Information:
==*==
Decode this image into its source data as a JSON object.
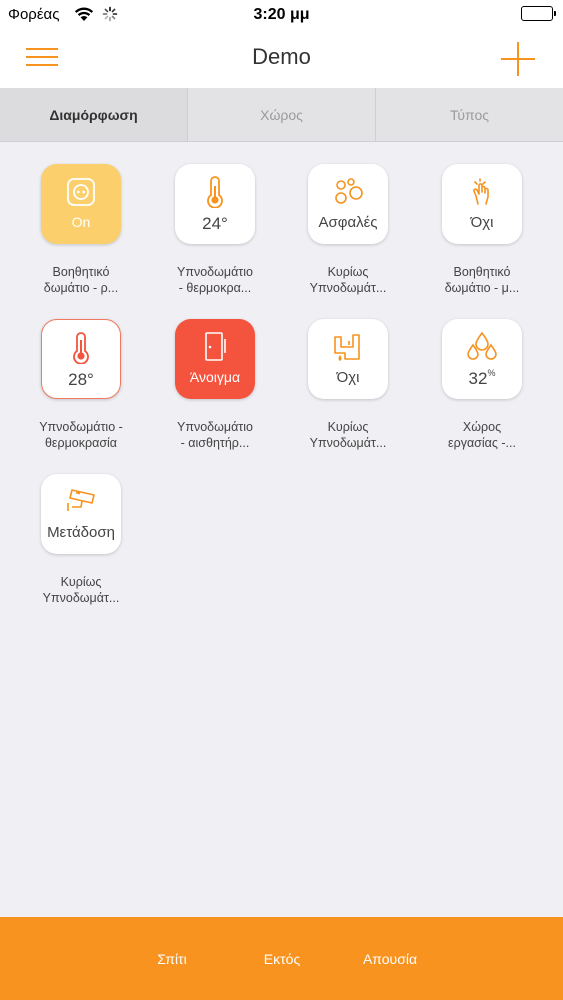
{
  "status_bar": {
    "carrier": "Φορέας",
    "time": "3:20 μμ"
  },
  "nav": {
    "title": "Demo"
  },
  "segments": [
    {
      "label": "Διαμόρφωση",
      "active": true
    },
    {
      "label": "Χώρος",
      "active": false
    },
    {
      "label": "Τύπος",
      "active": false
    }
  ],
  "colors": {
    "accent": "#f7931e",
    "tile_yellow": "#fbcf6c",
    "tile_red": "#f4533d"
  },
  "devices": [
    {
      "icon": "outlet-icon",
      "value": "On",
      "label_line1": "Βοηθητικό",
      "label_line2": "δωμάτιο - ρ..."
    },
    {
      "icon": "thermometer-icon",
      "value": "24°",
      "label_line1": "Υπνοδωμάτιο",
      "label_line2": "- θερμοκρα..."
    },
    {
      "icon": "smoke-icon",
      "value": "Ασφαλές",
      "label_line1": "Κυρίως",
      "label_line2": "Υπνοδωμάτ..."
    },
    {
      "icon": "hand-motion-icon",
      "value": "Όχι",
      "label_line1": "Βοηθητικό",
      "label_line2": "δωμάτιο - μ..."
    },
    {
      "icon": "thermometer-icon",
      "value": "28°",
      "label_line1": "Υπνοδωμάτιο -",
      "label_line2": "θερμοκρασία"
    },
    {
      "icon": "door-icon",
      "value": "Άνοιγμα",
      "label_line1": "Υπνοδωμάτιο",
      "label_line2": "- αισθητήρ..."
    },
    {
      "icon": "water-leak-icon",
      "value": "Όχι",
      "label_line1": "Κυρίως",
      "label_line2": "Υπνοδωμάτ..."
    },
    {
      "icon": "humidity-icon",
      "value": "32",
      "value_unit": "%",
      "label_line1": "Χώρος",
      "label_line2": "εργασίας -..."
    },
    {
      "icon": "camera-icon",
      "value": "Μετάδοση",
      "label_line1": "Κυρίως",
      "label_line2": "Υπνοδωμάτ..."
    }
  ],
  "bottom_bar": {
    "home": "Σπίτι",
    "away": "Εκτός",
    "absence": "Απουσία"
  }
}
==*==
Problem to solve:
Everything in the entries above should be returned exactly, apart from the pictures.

Response to the exercise:
Decode this image into its source data as a JSON object.
{
  "status_bar": {
    "carrier": "Φορέας",
    "time": "3:20 μμ"
  },
  "nav": {
    "title": "Demo"
  },
  "segments": [
    {
      "label": "Διαμόρφωση",
      "active": true
    },
    {
      "label": "Χώρος",
      "active": false
    },
    {
      "label": "Τύπος",
      "active": false
    }
  ],
  "colors": {
    "accent": "#f7931e",
    "tile_yellow": "#fbcf6c",
    "tile_red": "#f4533d"
  },
  "devices": [
    {
      "icon": "outlet-icon",
      "value": "On",
      "label_line1": "Βοηθητικό",
      "label_line2": "δωμάτιο - ρ..."
    },
    {
      "icon": "thermometer-icon",
      "value": "24°",
      "label_line1": "Υπνοδωμάτιο",
      "label_line2": "- θερμοκρα..."
    },
    {
      "icon": "smoke-icon",
      "value": "Ασφαλές",
      "label_line1": "Κυρίως",
      "label_line2": "Υπνοδωμάτ..."
    },
    {
      "icon": "hand-motion-icon",
      "value": "Όχι",
      "label_line1": "Βοηθητικό",
      "label_line2": "δωμάτιο - μ..."
    },
    {
      "icon": "thermometer-icon",
      "value": "28°",
      "label_line1": "Υπνοδωμάτιο -",
      "label_line2": "θερμοκρασία"
    },
    {
      "icon": "door-icon",
      "value": "Άνοιγμα",
      "label_line1": "Υπνοδωμάτιο",
      "label_line2": "- αισθητήρ..."
    },
    {
      "icon": "water-leak-icon",
      "value": "Όχι",
      "label_line1": "Κυρίως",
      "label_line2": "Υπνοδωμάτ..."
    },
    {
      "icon": "humidity-icon",
      "value": "32",
      "value_unit": "%",
      "label_line1": "Χώρος",
      "label_line2": "εργασίας -..."
    },
    {
      "icon": "camera-icon",
      "value": "Μετάδοση",
      "label_line1": "Κυρίως",
      "label_line2": "Υπνοδωμάτ..."
    }
  ],
  "bottom_bar": {
    "home": "Σπίτι",
    "away": "Εκτός",
    "absence": "Απουσία"
  }
}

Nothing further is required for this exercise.